Retype the whole listing verbatim and keep the pictures out of it.

● ● ● ● ● ● ●

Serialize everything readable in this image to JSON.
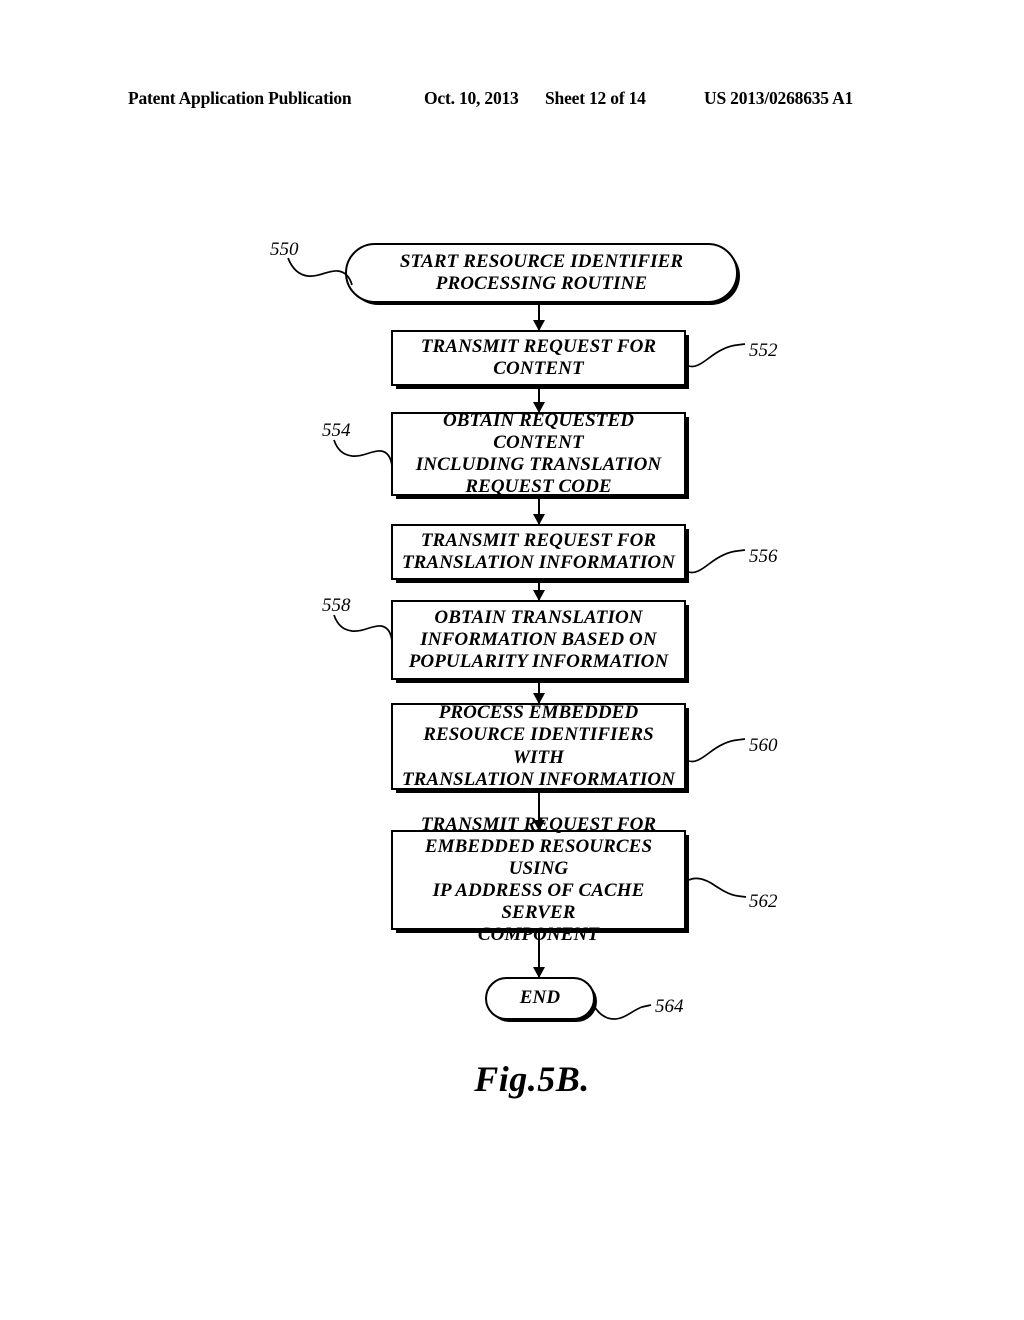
{
  "header": {
    "publication": "Patent Application Publication",
    "date": "Oct. 10, 2013",
    "sheet": "Sheet 12 of 14",
    "patent_number": "US 2013/0268635 A1"
  },
  "figure": {
    "caption": "Fig.5B.",
    "type": "flowchart",
    "nodes": [
      {
        "ref": "550",
        "shape": "terminator",
        "text": "START RESOURCE IDENTIFIER PROCESSING ROUTINE",
        "line1": "START RESOURCE IDENTIFIER",
        "line2": "PROCESSING ROUTINE"
      },
      {
        "ref": "552",
        "shape": "process",
        "text": "TRANSMIT REQUEST FOR CONTENT",
        "line1": "TRANSMIT REQUEST FOR",
        "line2": "CONTENT"
      },
      {
        "ref": "554",
        "shape": "process",
        "text": "OBTAIN REQUESTED CONTENT INCLUDING TRANSLATION REQUEST CODE",
        "line1": "OBTAIN REQUESTED CONTENT",
        "line2": "INCLUDING TRANSLATION",
        "line3": "REQUEST CODE"
      },
      {
        "ref": "556",
        "shape": "process",
        "text": "TRANSMIT REQUEST FOR TRANSLATION INFORMATION",
        "line1": "TRANSMIT REQUEST FOR",
        "line2": "TRANSLATION INFORMATION"
      },
      {
        "ref": "558",
        "shape": "process",
        "text": "OBTAIN TRANSLATION INFORMATION BASED ON POPULARITY INFORMATION",
        "line1": "OBTAIN TRANSLATION",
        "line2": "INFORMATION BASED ON",
        "line3": "POPULARITY INFORMATION"
      },
      {
        "ref": "560",
        "shape": "process",
        "text": "PROCESS EMBEDDED RESOURCE IDENTIFIERS WITH TRANSLATION INFORMATION",
        "line1": "PROCESS EMBEDDED",
        "line2": "RESOURCE IDENTIFIERS WITH",
        "line3": "TRANSLATION INFORMATION"
      },
      {
        "ref": "562",
        "shape": "process",
        "text": "TRANSMIT REQUEST FOR EMBEDDED RESOURCES USING IP ADDRESS OF CACHE SERVER COMPONENT",
        "line1": "TRANSMIT REQUEST FOR",
        "line2": "EMBEDDED RESOURCES USING",
        "line3": "IP ADDRESS OF CACHE SERVER",
        "line4": "COMPONENT"
      },
      {
        "ref": "564",
        "shape": "terminator",
        "text": "END",
        "line1": "END"
      }
    ]
  }
}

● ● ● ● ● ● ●

> [Completed exercise]
Serialize everything readable in this image to JSON.
{
  "header": {
    "publication": "Patent Application Publication",
    "date": "Oct. 10, 2013",
    "sheet": "Sheet 12 of 14",
    "patent_number": "US 2013/0268635 A1"
  },
  "figure": {
    "caption": "Fig.5B.",
    "type": "flowchart",
    "nodes": [
      {
        "ref": "550",
        "shape": "terminator",
        "text": "START RESOURCE IDENTIFIER PROCESSING ROUTINE",
        "line1": "START RESOURCE IDENTIFIER",
        "line2": "PROCESSING ROUTINE"
      },
      {
        "ref": "552",
        "shape": "process",
        "text": "TRANSMIT REQUEST FOR CONTENT",
        "line1": "TRANSMIT REQUEST FOR",
        "line2": "CONTENT"
      },
      {
        "ref": "554",
        "shape": "process",
        "text": "OBTAIN REQUESTED CONTENT INCLUDING TRANSLATION REQUEST CODE",
        "line1": "OBTAIN REQUESTED CONTENT",
        "line2": "INCLUDING TRANSLATION",
        "line3": "REQUEST CODE"
      },
      {
        "ref": "556",
        "shape": "process",
        "text": "TRANSMIT REQUEST FOR TRANSLATION INFORMATION",
        "line1": "TRANSMIT REQUEST FOR",
        "line2": "TRANSLATION INFORMATION"
      },
      {
        "ref": "558",
        "shape": "process",
        "text": "OBTAIN TRANSLATION INFORMATION BASED ON POPULARITY INFORMATION",
        "line1": "OBTAIN TRANSLATION",
        "line2": "INFORMATION BASED ON",
        "line3": "POPULARITY INFORMATION"
      },
      {
        "ref": "560",
        "shape": "process",
        "text": "PROCESS EMBEDDED RESOURCE IDENTIFIERS WITH TRANSLATION INFORMATION",
        "line1": "PROCESS EMBEDDED",
        "line2": "RESOURCE IDENTIFIERS WITH",
        "line3": "TRANSLATION INFORMATION"
      },
      {
        "ref": "562",
        "shape": "process",
        "text": "TRANSMIT REQUEST FOR EMBEDDED RESOURCES USING IP ADDRESS OF CACHE SERVER COMPONENT",
        "line1": "TRANSMIT REQUEST FOR",
        "line2": "EMBEDDED RESOURCES USING",
        "line3": "IP ADDRESS OF CACHE SERVER",
        "line4": "COMPONENT"
      },
      {
        "ref": "564",
        "shape": "terminator",
        "text": "END",
        "line1": "END"
      }
    ]
  }
}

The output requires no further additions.